Following on from our post last week on what to expect during a physical examination, today’s blog will explain some of the laboratory and screening tests you may also undergo.
Now it’s important to note that there are no standard laboratory or screening tests during a physical exam, so what you are advised to have will depend on your physician and health history.
Laboratory tests during a physical exam
The main laboratory tests you are likely to undergo during a physical exam are:
– Complete blood count (CBC) – A CBC is a blood test that helps evaluate your overall health and detect a wide range of conditions, including anemia, infection and leukemia.
– Chemistry panel – A comprehensive metabolic panel (CMP) will include an electrolyte panel (which measures levels of sodium, chloride, potassium and bicarbonate), kidney function tests, liver function tests and also measures glucose and calcium.
– Blood glucose – To look for signs of diabetes or pre-diabetes.
– Urinalysis – Using a sample of your urine, this test can detect a range of conditions, including urinary tract infections, kidney disease and diabetes.
– Fecalysis – A stool sample test (fecalysis) can detect certain conditions affecting your digestive tract, including parasites, viruses, bacteria, poor nutrient absorption and even cancer.
Screening tests during a physical exam
In addition to the laboratory tests outlined above, you may also undergo the following screening tests:
– Mammogram – A screening test for breast cancer, usually recommended for women 40 and over
– Pap smear – A screening test for cervical cancer, usually recommended for women 21 and older

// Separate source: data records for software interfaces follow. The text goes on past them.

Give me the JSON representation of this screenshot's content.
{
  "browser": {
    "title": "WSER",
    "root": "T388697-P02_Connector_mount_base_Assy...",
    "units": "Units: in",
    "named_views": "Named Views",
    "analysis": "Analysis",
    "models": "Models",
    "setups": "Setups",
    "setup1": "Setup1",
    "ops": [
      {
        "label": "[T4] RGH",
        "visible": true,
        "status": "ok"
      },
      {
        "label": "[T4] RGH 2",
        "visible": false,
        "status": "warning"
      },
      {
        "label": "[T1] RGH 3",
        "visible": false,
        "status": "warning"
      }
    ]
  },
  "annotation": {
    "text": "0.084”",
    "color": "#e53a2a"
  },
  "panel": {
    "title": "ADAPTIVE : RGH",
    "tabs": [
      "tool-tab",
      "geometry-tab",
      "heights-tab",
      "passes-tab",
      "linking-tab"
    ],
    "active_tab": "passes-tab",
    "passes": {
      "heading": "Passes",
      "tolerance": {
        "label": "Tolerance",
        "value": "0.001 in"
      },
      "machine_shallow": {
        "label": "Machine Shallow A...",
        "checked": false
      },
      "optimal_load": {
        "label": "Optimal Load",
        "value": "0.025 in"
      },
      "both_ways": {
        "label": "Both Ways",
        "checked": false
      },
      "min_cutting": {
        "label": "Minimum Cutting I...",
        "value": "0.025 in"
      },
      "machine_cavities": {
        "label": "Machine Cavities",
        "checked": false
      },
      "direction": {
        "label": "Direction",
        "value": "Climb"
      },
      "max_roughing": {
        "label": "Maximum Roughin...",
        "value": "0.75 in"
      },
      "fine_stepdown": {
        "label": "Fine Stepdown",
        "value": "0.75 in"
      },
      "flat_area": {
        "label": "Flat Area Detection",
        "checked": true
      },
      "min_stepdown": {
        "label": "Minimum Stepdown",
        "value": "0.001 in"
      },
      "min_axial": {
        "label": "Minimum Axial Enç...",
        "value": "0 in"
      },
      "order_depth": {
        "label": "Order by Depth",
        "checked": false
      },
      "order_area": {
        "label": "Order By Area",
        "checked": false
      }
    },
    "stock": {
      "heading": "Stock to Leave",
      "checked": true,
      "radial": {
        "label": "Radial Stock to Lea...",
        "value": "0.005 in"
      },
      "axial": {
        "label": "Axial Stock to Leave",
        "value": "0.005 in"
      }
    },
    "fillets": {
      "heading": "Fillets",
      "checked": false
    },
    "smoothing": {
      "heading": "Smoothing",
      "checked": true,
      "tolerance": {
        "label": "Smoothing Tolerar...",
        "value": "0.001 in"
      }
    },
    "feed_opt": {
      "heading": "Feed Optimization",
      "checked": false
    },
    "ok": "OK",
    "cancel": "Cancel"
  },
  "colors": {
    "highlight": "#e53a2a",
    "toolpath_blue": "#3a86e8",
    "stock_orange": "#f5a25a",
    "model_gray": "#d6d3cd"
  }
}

– Prostate exam – A digital rectal exam is the most common method used for physically checking your prostate, while a PSA test measures the level of prostate-specific antigen in your blood – both of which can flag early signs of prostate cancer.
– Testicular exam – A physical exam that checks both testicles for signs of abnormality, including lumps, changes in size, and tenderness.
– Abdominal Aortic Aneurysm (AAA) screening – This simple ultrasound looks for a bulge or swelling in the aorta, and is usually recommended for men 65 and over, as they are most at risk.
Both men and women:
– Cholesterol test – Also called a ‘lipid panel’, this checks your cholesterol levels to see if you are at risk of heart attack or stroke.
– Osteoporosis - A bone density scan can help reveal potential issues relating to weak bones.
– Hepatitis – Everyone should be tested for hepatitis C at least once to find out if they have ever been infected with the virus.
– Colorectal – A colonoscopy is usually used to check for colorectal cancer and other abnormalities in your colon.
If you are a smoker, or have a family history of certain conditions, your physician may also recommend further tests in addition to those above.